Changes: A Love Story
The daughter of a village chief in the town of Abeadzi Kyiakor, Aidoo was raised in a comfortable and progressive household that not only supported but also encouraged her education. She published her first short story in after winning a writing competition, which encouraged her to keep writing. Three years later, Aidoo entered the University of Ghana at Legon where she continued to write short stories, poetry, and plays. In the play, two young college graduates, one Ghanaian and the other African-American, fall in love and marry. This sets off an exploration of cultural differences and colonial legacies. This novel offered the first and most significant example of the style of postcolonial African literature.

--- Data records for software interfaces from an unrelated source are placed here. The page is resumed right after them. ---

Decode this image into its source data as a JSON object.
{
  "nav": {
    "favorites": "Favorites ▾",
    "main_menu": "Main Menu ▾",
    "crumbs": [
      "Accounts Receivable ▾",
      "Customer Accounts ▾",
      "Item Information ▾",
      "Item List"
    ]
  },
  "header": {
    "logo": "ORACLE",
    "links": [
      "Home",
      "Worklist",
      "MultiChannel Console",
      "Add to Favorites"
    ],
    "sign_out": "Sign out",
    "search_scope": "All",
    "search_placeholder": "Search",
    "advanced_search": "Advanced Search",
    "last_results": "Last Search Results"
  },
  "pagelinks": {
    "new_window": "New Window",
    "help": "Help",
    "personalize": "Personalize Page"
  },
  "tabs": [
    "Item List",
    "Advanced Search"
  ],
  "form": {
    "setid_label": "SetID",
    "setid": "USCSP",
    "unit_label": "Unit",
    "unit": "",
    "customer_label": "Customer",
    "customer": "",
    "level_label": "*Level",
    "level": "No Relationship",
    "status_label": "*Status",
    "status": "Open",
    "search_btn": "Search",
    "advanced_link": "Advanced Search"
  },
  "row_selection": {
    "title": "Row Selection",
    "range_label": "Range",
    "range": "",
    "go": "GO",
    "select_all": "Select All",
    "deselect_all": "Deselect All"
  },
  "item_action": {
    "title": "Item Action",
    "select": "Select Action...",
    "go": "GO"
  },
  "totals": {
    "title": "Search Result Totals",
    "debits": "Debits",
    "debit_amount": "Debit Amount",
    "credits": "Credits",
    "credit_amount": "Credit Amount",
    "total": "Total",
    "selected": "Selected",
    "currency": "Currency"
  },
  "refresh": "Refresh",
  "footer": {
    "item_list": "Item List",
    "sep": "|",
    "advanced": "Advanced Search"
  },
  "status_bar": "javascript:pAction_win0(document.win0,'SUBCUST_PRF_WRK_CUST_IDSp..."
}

Ama Ata Aidoo
Meet extraordinary women who dared to bring gender equality and other issues to the forefront. From overcoming oppression, to breaking rules, to reimagining the world or waging a rebellion, these women of history have a story to tell. Aidoo began to write seriously while an honours student at the University of Ghana B. She won early recognition with a problem play , The Dilemma of a Ghost , in which a Ghanaian student returning home brings his African American wife into the traditional culture and the extended family that he now finds restrictive.